“Rome! By all means. Rome!”
Princess Ann’s proclamation of Rome as the place she’ll always cherish was brought to life by Audrey Hepburn in William Wyler’s runaway hit Roman Holiday. Also a runaway in this Vespa-gelato-adventure-filled 1953 romantic comedy was Ann herself, who longs to postpone her royal duties for a day of freedom in the city. Scoop-hungry stringer Joe Bradley (Gregory Peck) ferries the “hot princess,” falling for her along the way.
Beginning backwards will take you to Palazzo Colonna, where Ann chooses duty over love at a climactic press conference. One of the city’s oldest and largest private palaces, it is packed with baroque architecture, ceiling frescos, and spools of history (a cannonball wedged in the Great Hall’s marble stairs invokes the 1849 siege of Rome).
With that sombre moment out of the way, you can flick on a pair of rose goggles and dive into the duo’s day trail. Start at the Arch of Septimius Severus—a marble triumphal arch at the northwest end of the Roman Forum—where Bradley finds the princess half-in-slumber after her escape from the embassy. Close by are the ruins of the Temple of Saturn, its eight surviving pillars standing tall like spectres watching over the city.
The Colosseum can never be too far away when you’re in Rome, so of course the largest amphitheatre in the world makes an appearance in the lives of our one-day lovers. Its 2,000-year-old history weaves in the glory of an invincible architecture and the violence of gladiator battles and animal hunts.
Playing the tourist in a city like Rome is as rewarding today as it would have been for Hepburn and Peck, but what’s in it for an incognito wanderer unless it comes with a haircut and an epiphany? It is in a barber shop by the Trevi Fountain that princess Ann realises her lust for liberty, allowing the barber to trade shoulder-length curls for a trendier short crop. While you will not find Mario Delani’s barber shop, the travertine fountain still stands mammoth-magnificent, thronged by coin-tossing tourists hoping for its magic to rub off on them.

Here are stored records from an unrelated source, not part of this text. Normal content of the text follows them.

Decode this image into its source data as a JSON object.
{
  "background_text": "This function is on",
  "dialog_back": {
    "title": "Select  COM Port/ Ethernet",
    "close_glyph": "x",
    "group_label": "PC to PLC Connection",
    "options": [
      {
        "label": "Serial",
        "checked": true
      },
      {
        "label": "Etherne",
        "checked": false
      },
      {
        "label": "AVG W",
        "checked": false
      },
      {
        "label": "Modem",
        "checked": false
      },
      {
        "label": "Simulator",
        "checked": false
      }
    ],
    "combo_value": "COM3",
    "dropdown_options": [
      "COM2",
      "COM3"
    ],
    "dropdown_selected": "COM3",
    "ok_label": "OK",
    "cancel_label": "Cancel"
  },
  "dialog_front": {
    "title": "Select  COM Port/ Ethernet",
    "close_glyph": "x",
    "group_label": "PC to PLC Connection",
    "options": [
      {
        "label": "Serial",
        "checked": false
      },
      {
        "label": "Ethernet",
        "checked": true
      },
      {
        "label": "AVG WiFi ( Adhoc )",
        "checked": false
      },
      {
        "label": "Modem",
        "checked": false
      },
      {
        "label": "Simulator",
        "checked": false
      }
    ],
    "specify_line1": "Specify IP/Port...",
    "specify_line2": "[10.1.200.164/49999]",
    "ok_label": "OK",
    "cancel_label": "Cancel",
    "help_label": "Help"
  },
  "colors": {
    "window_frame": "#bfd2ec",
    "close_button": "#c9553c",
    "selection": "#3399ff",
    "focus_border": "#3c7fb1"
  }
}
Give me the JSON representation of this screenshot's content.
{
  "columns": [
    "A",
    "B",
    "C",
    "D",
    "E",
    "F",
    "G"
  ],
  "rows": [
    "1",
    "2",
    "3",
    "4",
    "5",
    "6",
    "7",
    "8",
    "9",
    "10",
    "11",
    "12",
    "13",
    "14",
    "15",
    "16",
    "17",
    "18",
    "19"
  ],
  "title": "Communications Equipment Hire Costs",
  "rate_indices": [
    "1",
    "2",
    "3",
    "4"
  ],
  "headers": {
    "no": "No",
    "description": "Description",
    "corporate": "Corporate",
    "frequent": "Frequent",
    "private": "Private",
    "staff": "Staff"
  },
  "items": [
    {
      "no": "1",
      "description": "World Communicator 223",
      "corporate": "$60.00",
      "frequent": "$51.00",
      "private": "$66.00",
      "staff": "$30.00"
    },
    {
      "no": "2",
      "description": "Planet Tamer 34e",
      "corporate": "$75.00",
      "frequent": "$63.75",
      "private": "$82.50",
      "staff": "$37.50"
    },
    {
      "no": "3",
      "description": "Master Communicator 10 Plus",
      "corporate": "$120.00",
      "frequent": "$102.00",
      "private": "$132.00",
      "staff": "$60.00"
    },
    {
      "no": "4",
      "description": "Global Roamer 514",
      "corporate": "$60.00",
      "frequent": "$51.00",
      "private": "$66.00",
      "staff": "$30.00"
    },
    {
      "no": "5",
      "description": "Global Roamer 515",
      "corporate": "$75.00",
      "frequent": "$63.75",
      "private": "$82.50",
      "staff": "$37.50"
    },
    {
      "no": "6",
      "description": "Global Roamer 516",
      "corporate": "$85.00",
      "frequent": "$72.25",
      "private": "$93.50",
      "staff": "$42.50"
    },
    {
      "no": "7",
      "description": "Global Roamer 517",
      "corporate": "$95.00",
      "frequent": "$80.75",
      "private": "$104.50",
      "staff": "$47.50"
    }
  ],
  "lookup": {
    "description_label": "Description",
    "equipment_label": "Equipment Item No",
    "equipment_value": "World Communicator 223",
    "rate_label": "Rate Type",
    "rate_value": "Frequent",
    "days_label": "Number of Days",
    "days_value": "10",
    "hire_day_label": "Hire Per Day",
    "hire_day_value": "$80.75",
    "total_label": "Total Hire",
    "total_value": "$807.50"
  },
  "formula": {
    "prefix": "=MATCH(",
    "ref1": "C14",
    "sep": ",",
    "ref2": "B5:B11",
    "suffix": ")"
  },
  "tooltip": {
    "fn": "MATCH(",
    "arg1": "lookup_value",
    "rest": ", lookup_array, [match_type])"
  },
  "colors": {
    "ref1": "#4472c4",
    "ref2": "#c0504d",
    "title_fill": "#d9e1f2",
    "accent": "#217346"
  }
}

Ann’s appetite for change also leads her to her first gelato, bought from a street vendor and enjoyed at the Spanish Steps. The sweeping stairway links the Piazza di Spagna at its base with the 16th-century church of Trinitàdei Monti at the top. Neighbouring the erstwhile residence of English poet John Keats (now a museum) and Babington’s Tearoom, the Spanish Steps have long inspired dreamers and drifters. Ann is a bit of both as she mulls over the tender possibilities Rome presents in the frame of a single day. “Sit at a sidewalk café and look in shop windows, walk in the rain—have fun, and maybe some excitement.”
Sohini Das Gupta travels with her headphones plugged-in and eyes open. While this doesn't stall the many accidents that tend to punctuate her journeys, it adds some meme-worthy comic relief. She is former Assistant Editor at National Geographic Traveller India.